Top of Dataset entries

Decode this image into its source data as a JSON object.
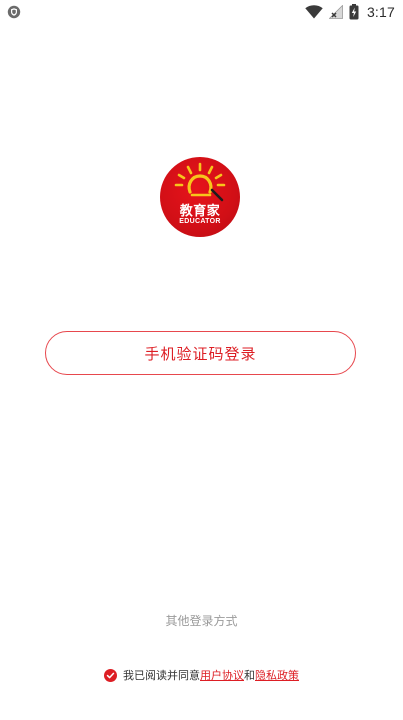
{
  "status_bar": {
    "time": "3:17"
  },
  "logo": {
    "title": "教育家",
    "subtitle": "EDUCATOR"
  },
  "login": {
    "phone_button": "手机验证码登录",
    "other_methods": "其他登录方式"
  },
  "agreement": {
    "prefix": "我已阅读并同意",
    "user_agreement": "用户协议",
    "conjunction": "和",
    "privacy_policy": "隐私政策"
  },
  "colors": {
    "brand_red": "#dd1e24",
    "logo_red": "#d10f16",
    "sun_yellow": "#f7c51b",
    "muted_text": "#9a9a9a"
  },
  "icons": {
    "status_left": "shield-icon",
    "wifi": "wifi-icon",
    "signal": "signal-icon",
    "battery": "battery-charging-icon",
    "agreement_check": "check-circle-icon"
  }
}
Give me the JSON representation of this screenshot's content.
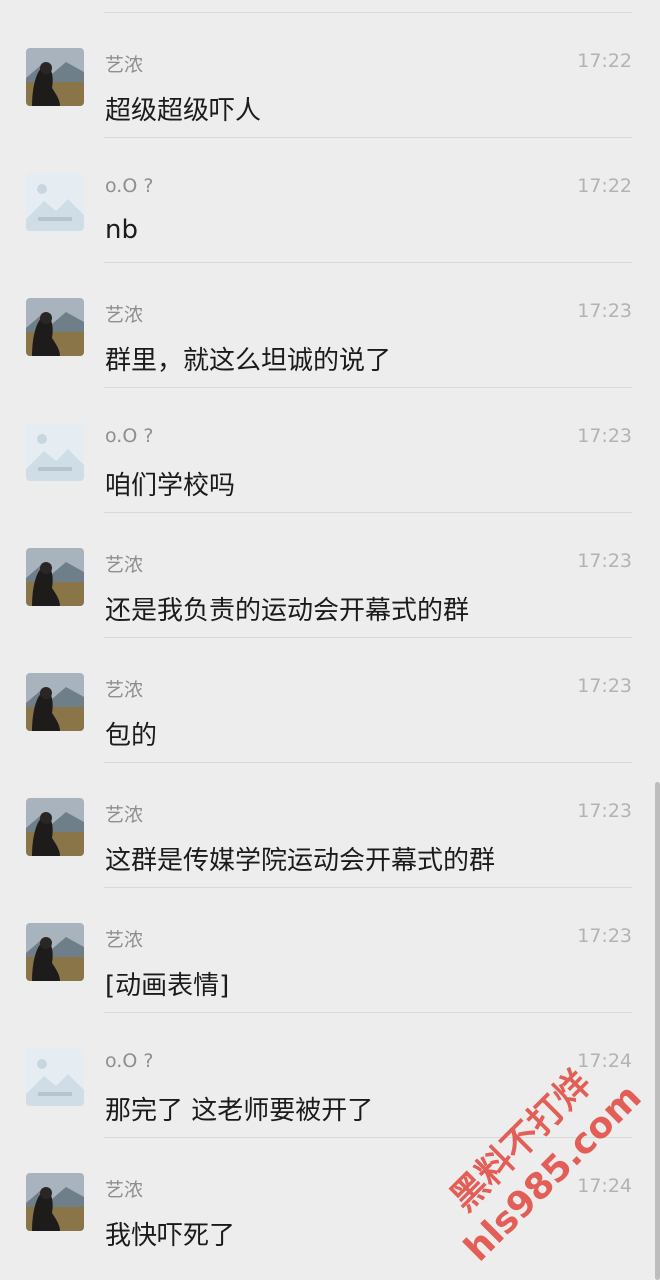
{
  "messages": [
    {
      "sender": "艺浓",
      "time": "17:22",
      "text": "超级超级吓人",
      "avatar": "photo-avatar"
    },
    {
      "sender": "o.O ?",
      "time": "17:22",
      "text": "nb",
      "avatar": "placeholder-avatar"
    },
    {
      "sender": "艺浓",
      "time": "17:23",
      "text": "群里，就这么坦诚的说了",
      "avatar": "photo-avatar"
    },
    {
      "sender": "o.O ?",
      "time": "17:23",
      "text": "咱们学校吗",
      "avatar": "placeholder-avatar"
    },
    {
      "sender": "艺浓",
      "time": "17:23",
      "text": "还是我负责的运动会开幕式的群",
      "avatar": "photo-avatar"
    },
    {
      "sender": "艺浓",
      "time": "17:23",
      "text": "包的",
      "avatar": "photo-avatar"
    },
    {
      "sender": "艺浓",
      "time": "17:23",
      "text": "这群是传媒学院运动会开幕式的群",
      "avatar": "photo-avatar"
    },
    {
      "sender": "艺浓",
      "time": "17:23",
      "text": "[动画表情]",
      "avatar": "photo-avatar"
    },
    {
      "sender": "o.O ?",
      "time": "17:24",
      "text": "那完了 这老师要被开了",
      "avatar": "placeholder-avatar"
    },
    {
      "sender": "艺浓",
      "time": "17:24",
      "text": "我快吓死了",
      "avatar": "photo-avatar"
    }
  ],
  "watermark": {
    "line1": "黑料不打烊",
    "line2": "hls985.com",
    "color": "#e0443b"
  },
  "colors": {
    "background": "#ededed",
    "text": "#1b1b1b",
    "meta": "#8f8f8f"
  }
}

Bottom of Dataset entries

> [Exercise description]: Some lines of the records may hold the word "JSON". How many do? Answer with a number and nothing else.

> [Solution for this exercise]: 2